Each line of the data must be reproduced as it appears.
· · · ·
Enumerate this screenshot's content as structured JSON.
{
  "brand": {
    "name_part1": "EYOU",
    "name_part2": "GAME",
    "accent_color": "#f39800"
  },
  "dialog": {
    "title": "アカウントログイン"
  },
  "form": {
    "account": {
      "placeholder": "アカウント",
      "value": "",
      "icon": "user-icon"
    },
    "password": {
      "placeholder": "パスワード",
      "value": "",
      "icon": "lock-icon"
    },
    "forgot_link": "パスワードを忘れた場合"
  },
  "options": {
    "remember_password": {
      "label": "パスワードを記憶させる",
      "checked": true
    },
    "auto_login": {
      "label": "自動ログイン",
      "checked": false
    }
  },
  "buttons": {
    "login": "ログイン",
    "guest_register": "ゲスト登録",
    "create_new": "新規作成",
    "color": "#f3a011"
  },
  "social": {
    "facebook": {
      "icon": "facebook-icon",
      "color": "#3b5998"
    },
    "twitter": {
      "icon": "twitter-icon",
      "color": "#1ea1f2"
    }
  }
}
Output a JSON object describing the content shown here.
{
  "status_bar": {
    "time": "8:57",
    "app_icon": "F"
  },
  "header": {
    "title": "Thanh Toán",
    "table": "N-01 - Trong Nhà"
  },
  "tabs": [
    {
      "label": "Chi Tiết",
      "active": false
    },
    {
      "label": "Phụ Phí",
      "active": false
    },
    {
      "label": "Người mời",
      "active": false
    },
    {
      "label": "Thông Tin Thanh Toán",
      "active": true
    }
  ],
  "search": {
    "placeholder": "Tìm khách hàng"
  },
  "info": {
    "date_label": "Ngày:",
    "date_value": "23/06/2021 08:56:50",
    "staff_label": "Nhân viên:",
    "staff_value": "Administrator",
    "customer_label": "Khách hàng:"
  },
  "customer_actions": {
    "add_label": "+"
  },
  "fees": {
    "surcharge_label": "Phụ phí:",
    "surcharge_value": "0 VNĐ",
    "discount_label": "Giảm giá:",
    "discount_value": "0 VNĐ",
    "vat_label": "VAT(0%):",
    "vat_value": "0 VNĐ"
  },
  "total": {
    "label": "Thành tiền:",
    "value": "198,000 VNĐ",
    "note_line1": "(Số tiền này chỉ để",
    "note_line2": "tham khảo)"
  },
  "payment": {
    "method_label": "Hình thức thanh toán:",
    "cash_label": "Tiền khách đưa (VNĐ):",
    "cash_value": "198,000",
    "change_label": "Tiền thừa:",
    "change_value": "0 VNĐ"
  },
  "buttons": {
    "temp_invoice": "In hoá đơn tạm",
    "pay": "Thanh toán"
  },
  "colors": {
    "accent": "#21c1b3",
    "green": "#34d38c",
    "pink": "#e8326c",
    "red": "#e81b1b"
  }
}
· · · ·
WRITTEN ANSWER =>
Enumerate this screenshot's content as structured JSON.
{
  "brand": {
    "name_part1": "EYOU",
    "name_part2": "GAME",
    "accent_color": "#f39800"
  },
  "dialog": {
    "title": "アカウントログイン"
  },
  "form": {
    "account": {
      "placeholder": "アカウント",
      "value": "",
      "icon": "user-icon"
    },
    "password": {
      "placeholder": "パスワード",
      "value": "",
      "icon": "lock-icon"
    },
    "forgot_link": "パスワードを忘れた場合"
  },
  "options": {
    "remember_password": {
      "label": "パスワードを記憶させる",
      "checked": true
    },
    "auto_login": {
      "label": "自動ログイン",
      "checked": false
    }
  },
  "buttons": {
    "login": "ログイン",
    "guest_register": "ゲスト登録",
    "create_new": "新規作成",
    "color": "#f3a011"
  },
  "social": {
    "facebook": {
      "icon": "facebook-icon",
      "color": "#3b5998"
    },
    "twitter": {
      "icon": "twitter-icon",
      "color": "#1ea1f2"
    }
  }
}
Output a JSON object describing the content shown here.
{
  "status_bar": {
    "time": "8:57",
    "app_icon": "F"
  },
  "header": {
    "title": "Thanh Toán",
    "table": "N-01 - Trong Nhà"
  },
  "tabs": [
    {
      "label": "Chi Tiết",
      "active": false
    },
    {
      "label": "Phụ Phí",
      "active": false
    },
    {
      "label": "Người mời",
      "active": false
    },
    {
      "label": "Thông Tin Thanh Toán",
      "active": true
    }
  ],
  "search": {
    "placeholder": "Tìm khách hàng"
  },
  "info": {
    "date_label": "Ngày:",
    "date_value": "23/06/2021 08:56:50",
    "staff_label": "Nhân viên:",
    "staff_value": "Administrator",
    "customer_label": "Khách hàng:"
  },
  "customer_actions": {
    "add_label": "+"
  },
  "fees": {
    "surcharge_label": "Phụ phí:",
    "surcharge_value": "0 VNĐ",
    "discount_label": "Giảm giá:",
    "discount_value": "0 VNĐ",
    "vat_label": "VAT(0%):",
    "vat_value": "0 VNĐ"
  },
  "total": {
    "label": "Thành tiền:",
    "value": "198,000 VNĐ",
    "note_line1": "(Số tiền này chỉ để",
    "note_line2": "tham khảo)"
  },
  "payment": {
    "method_label": "Hình thức thanh toán:",
    "cash_label": "Tiền khách đưa (VNĐ):",
    "cash_value": "198,000",
    "change_label": "Tiền thừa:",
    "change_value": "0 VNĐ"
  },
  "buttons": {
    "temp_invoice": "In hoá đơn tạm",
    "pay": "Thanh toán"
  },
  "colors": {
    "accent": "#21c1b3",
    "green": "#34d38c",
    "pink": "#e8326c",
    "red": "#e81b1b"
  }
}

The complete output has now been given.